▶ **Data in this exercise**:
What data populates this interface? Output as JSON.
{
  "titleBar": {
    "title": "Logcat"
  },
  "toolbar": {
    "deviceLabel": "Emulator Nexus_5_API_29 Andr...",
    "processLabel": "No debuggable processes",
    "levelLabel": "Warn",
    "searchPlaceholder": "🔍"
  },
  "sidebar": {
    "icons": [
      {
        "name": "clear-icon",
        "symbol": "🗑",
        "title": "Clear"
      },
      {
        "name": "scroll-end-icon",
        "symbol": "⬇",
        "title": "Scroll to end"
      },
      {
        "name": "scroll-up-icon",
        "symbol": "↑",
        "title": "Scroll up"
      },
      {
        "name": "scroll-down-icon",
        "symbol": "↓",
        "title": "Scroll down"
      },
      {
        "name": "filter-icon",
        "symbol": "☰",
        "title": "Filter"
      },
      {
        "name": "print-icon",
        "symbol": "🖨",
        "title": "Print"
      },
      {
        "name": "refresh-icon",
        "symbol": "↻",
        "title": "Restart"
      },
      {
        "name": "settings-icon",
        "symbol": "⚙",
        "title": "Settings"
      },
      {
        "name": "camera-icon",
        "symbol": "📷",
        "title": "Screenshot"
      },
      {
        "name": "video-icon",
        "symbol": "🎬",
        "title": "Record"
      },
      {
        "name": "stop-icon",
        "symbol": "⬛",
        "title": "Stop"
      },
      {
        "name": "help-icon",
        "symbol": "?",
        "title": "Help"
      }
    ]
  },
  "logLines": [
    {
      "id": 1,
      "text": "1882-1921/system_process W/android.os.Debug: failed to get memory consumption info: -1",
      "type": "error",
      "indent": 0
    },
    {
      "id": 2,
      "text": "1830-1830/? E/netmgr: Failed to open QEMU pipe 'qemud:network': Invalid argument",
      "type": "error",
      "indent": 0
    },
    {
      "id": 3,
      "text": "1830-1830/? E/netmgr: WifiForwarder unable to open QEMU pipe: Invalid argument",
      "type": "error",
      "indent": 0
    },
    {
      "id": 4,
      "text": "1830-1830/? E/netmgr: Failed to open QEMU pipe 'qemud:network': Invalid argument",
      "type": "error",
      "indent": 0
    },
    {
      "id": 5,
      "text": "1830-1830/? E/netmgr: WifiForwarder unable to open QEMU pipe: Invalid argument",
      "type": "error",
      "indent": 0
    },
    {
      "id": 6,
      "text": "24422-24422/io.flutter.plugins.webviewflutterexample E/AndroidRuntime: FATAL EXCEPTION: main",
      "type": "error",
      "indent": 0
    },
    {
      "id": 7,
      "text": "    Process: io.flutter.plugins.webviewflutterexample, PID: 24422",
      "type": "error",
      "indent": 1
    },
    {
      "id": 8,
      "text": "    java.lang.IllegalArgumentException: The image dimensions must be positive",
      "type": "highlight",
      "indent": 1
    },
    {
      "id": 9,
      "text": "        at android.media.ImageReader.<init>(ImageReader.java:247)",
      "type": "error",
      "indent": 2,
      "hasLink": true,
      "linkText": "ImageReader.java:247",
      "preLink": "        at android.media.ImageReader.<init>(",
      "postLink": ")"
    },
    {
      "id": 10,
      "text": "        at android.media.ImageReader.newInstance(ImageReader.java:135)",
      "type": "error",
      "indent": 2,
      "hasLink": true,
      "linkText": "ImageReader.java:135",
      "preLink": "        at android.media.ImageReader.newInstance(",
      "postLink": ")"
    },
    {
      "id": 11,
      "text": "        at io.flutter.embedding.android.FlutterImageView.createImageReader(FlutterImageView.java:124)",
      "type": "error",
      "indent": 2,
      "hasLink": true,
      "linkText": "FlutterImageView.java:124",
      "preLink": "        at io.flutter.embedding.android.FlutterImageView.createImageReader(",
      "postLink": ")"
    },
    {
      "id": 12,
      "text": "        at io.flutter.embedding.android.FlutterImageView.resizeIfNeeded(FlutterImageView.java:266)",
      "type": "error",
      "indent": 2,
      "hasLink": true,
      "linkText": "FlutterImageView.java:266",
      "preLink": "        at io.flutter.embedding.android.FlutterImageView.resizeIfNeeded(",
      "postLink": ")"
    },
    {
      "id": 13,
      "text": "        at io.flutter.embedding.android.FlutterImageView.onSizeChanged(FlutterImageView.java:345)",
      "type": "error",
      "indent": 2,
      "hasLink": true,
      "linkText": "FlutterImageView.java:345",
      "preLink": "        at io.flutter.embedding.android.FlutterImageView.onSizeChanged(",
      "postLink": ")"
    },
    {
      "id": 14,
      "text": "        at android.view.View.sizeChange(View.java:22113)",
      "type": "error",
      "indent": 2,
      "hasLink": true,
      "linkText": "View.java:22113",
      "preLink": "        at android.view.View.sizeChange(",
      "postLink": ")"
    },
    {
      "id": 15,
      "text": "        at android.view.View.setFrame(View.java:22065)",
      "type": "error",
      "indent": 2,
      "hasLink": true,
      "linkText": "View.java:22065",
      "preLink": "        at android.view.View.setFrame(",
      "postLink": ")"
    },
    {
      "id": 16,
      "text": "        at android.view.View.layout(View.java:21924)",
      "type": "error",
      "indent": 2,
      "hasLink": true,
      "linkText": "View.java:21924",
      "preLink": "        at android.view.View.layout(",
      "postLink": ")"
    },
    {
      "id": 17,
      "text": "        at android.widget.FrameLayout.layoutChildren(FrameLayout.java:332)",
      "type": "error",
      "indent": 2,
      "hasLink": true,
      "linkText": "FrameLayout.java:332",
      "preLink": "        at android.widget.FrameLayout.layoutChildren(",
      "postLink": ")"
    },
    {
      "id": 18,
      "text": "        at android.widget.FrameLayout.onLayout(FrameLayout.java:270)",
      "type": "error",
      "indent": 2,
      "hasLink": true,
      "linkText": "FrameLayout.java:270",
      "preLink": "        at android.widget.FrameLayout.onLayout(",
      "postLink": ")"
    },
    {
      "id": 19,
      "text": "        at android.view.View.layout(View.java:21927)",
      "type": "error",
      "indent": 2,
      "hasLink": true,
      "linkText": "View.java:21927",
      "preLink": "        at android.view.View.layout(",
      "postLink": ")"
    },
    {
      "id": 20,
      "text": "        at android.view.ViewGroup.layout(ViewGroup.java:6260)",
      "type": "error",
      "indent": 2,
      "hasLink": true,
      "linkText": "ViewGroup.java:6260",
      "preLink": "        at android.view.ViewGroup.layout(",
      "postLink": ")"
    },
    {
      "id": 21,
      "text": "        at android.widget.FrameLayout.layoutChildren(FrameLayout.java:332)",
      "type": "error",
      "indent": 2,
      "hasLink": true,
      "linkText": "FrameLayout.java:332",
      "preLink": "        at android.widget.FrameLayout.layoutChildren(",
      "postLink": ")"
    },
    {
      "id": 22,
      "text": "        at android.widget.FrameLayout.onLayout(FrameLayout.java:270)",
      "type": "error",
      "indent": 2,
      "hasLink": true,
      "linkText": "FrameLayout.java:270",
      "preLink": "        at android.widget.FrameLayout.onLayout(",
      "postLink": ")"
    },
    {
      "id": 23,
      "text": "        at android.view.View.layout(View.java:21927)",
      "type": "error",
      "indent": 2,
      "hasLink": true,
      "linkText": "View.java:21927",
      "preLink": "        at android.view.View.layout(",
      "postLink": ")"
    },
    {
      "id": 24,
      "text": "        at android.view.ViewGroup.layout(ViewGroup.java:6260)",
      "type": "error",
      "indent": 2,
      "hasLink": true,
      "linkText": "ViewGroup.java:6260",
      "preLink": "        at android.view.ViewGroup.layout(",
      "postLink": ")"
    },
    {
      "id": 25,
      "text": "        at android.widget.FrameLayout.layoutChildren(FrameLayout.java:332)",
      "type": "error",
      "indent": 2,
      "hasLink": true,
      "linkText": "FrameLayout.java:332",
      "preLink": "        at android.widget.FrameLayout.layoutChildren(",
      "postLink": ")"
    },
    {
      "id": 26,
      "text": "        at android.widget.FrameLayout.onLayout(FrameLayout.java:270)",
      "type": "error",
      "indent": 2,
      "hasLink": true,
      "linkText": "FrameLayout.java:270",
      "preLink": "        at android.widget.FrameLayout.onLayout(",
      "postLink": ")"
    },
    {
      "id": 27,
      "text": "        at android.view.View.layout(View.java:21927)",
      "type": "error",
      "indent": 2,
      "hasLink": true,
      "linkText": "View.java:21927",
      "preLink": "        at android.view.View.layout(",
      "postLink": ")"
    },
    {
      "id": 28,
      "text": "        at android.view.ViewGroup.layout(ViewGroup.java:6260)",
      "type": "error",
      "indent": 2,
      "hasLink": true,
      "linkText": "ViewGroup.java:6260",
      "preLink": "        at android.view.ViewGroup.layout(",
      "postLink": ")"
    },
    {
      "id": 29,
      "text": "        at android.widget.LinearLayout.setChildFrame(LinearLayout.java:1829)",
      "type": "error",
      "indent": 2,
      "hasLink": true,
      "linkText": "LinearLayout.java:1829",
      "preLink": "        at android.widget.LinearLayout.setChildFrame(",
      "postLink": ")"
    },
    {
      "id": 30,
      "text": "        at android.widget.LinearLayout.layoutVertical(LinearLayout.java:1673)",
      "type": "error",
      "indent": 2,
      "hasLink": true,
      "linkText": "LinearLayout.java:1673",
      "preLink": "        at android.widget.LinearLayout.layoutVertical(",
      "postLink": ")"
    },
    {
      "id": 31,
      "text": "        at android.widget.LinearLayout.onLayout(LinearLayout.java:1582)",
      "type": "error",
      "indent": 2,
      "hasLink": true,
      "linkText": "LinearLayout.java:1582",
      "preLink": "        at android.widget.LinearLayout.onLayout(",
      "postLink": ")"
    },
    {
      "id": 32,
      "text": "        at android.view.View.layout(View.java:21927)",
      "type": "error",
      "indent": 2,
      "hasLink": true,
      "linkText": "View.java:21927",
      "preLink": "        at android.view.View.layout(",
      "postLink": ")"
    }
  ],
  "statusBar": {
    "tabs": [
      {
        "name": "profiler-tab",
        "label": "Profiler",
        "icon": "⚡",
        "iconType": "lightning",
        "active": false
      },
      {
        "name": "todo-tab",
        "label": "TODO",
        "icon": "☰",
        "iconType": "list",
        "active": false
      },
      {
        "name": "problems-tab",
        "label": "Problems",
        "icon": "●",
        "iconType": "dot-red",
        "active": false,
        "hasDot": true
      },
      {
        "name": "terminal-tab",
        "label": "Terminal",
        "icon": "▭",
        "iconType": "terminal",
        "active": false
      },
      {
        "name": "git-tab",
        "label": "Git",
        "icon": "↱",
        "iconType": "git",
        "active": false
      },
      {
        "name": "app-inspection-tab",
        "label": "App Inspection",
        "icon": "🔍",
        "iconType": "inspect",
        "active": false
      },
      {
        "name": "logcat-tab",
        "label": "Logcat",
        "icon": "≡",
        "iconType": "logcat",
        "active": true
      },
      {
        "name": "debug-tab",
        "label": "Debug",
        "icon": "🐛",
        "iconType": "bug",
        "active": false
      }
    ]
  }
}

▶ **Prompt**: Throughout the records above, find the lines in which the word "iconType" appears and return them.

▶ **Reply**:
        "iconType": "lightning",
        "iconType": "list",
        "iconType": "dot-red",
        "iconType": "terminal",
        "iconType": "git",
        "iconType": "inspect",
        "iconType": "logcat",
        "iconType": "bug",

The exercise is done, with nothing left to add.